Everything in the entries except the pictures must be duplicated exactly.

═══ DATA UNDER STUDY ═══

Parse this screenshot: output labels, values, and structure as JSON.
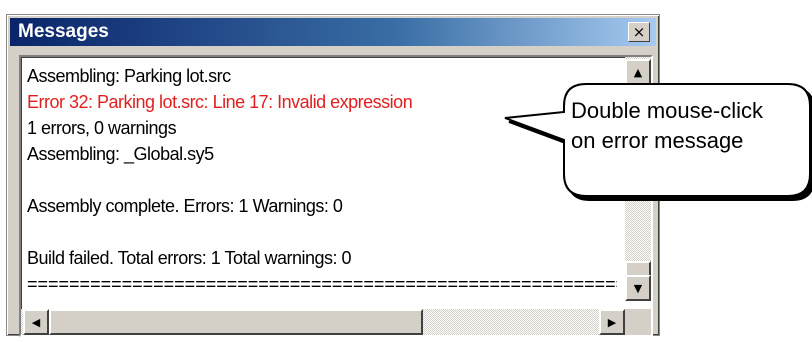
{
  "window": {
    "title": "Messages",
    "close_glyph": "×"
  },
  "messages": {
    "lines": [
      {
        "text": "Assembling: Parking lot.src",
        "kind": "normal"
      },
      {
        "text": "Error 32: Parking lot.src: Line 17: Invalid expression",
        "kind": "error"
      },
      {
        "text": "1 errors, 0 warnings",
        "kind": "normal"
      },
      {
        "text": "Assembling: _Global.sy5",
        "kind": "normal"
      },
      {
        "text": "",
        "kind": "normal"
      },
      {
        "text": "Assembly complete.  Errors: 1  Warnings: 0",
        "kind": "normal"
      },
      {
        "text": "",
        "kind": "normal"
      },
      {
        "text": "Build failed.  Total errors: 1  Total warnings: 0",
        "kind": "normal"
      },
      {
        "text": "==========================================================",
        "kind": "sep"
      }
    ],
    "error_color": "#e02020"
  },
  "scrollbars": {
    "up_glyph": "▲",
    "down_glyph": "▼",
    "left_glyph": "◀",
    "right_glyph": "▶"
  },
  "callout": {
    "line1": "Double mouse-click",
    "line2": "on error message"
  },
  "colors": {
    "titlebar_start": "#0a246a",
    "titlebar_end": "#a6caf0",
    "window_face": "#d4d0c8"
  }
}
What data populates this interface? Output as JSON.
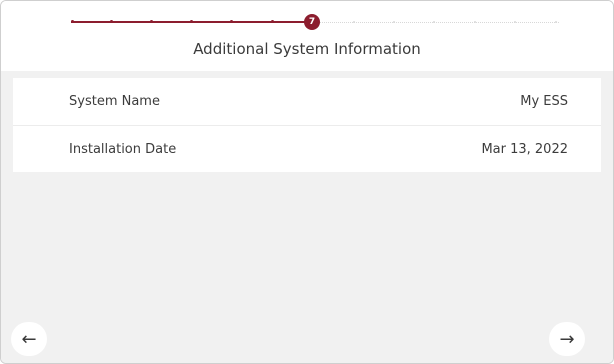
{
  "stepper": {
    "current_step": "7",
    "total_steps": 14,
    "completed_steps": 6
  },
  "header": {
    "title": "Additional System Information"
  },
  "rows": [
    {
      "label": "System Name",
      "value": "My ESS"
    },
    {
      "label": "Installation Date",
      "value": "Mar 13, 2022"
    }
  ],
  "nav": {
    "back_icon": "←",
    "next_icon": "→"
  },
  "colors": {
    "accent": "#8c1d2e",
    "panel": "#f1f1f1"
  }
}
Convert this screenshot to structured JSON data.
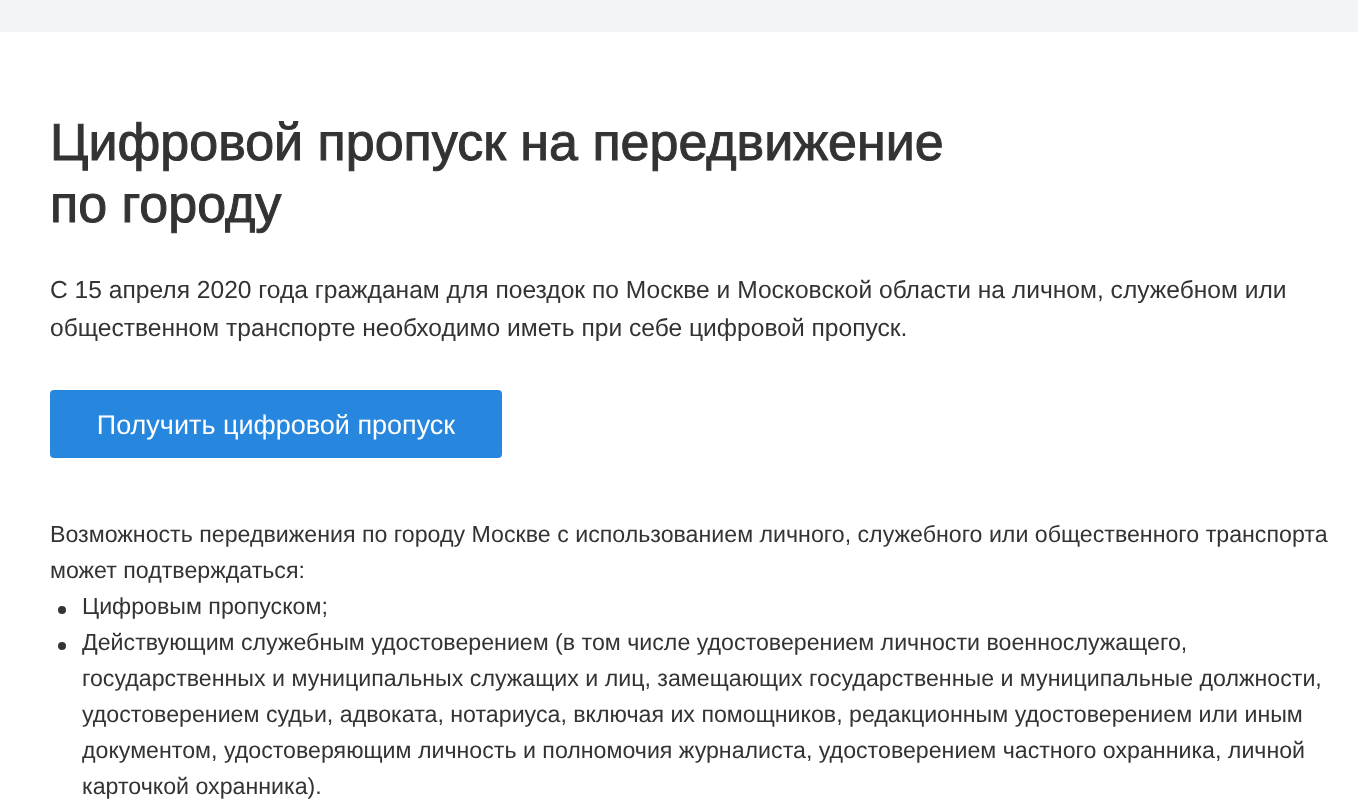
{
  "title": "Цифровой пропуск на передвижение по городу",
  "intro": "С 15 апреля 2020 года гражданам для поездок по Москве и Московской области на личном, служебном или общественном транспорте необходимо иметь при себе цифровой пропуск.",
  "button": {
    "label": "Получить цифровой пропуск"
  },
  "details": {
    "text": "Возможность передвижения по городу Москве с использованием личного, служебного или общественного транспорта может подтверждаться:",
    "items": [
      "Цифровым пропуском;",
      "Действующим служебным удостоверением (в том числе удостоверением личности военнослужащего, государственных и муниципальных служащих и лиц, замещающих государственные и муниципальные должности, удостоверением судьи, адвоката, нотариуса, включая их помощников, редакционным удостоверением или иным документом, удостоверяющим личность и полномочия журналиста, удостоверением частного охранника, личной карточкой охранника)."
    ]
  }
}
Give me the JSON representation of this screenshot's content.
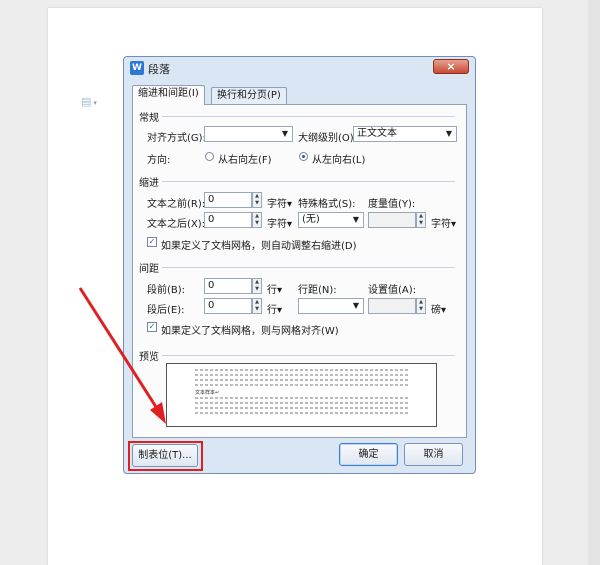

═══

RESPONSE TO THE EXERCISE:
Parse this screenshot: output labels, values, and structure as JSON.
{
  "window": {
    "title": "Messages",
    "close_glyph": "×"
  },
  "messages": {
    "lines": [
      {
        "text": "Assembling: Parking lot.src",
        "kind": "normal"
      },
      {
        "text": "Error 32: Parking lot.src: Line 17: Invalid expression",
        "kind": "error"
      },
      {
        "text": "1 errors, 0 warnings",
        "kind": "normal"
      },
      {
        "text": "Assembling: _Global.sy5",
        "kind": "normal"
      },
      {
        "text": "",
        "kind": "normal"
      },
      {
        "text": "Assembly complete.  Errors: 1  Warnings: 0",
        "kind": "normal"
      },
      {
        "text": "",
        "kind": "normal"
      },
      {
        "text": "Build failed.  Total errors: 1  Total warnings: 0",
        "kind": "normal"
      },
      {
        "text": "==========================================================",
        "kind": "sep"
      }
    ],
    "error_color": "#e02020"
  },
  "scrollbars": {
    "up_glyph": "▲",
    "down_glyph": "▼",
    "left_glyph": "◀",
    "right_glyph": "▶"
  },
  "callout": {
    "line1": "Double mouse-click",
    "line2": "on error message"
  },
  "colors": {
    "titlebar_start": "#0a246a",
    "titlebar_end": "#a6caf0",
    "window_face": "#d4d0c8"
  }
}
What data populates this interface? Output as JSON.
{
  "stepper": {
    "current_step": "7",
    "total_steps": 14,
    "completed_steps": 6
  },
  "header": {
    "title": "Additional System Information"
  },
  "rows": [
    {
      "label": "System Name",
      "value": "My ESS"
    },
    {
      "label": "Installation Date",
      "value": "Mar 13, 2022"
    }
  ],
  "nav": {
    "back_icon": "←",
    "next_icon": "→"
  },
  "colors": {
    "accent": "#8c1d2e",
    "panel": "#f1f1f1"
  }
}
Convert this screenshot to structured JSON data.
{
  "title": "Цифровой пропуск на передвижение по городу",
  "intro": "С 15 апреля 2020 года гражданам для поездок по Москве и Московской области на личном, служебном или общественном транспорте необходимо иметь при себе цифровой пропуск.",
  "button": {
    "label": "Получить цифровой пропуск"
  },
  "details": {
    "text": "Возможность передвижения по городу Москве с использованием личного, служебного или общественного транспорта может подтверждаться:",
    "items": [
      "Цифровым пропуском;",
      "Действующим служебным удостоверением (в том числе удостоверением личности военнослужащего, государственных и муниципальных служащих и лиц, замещающих государственные и муниципальные должности, удостоверением судьи, адвоката, нотариуса, включая их помощников, редакционным удостоверением или иным документом, удостоверяющим личность и полномочия журналиста, удостоверением частного охранника, личной карточкой охранника)."
    ]
  }
}
Give me the JSON representation of this screenshot's content.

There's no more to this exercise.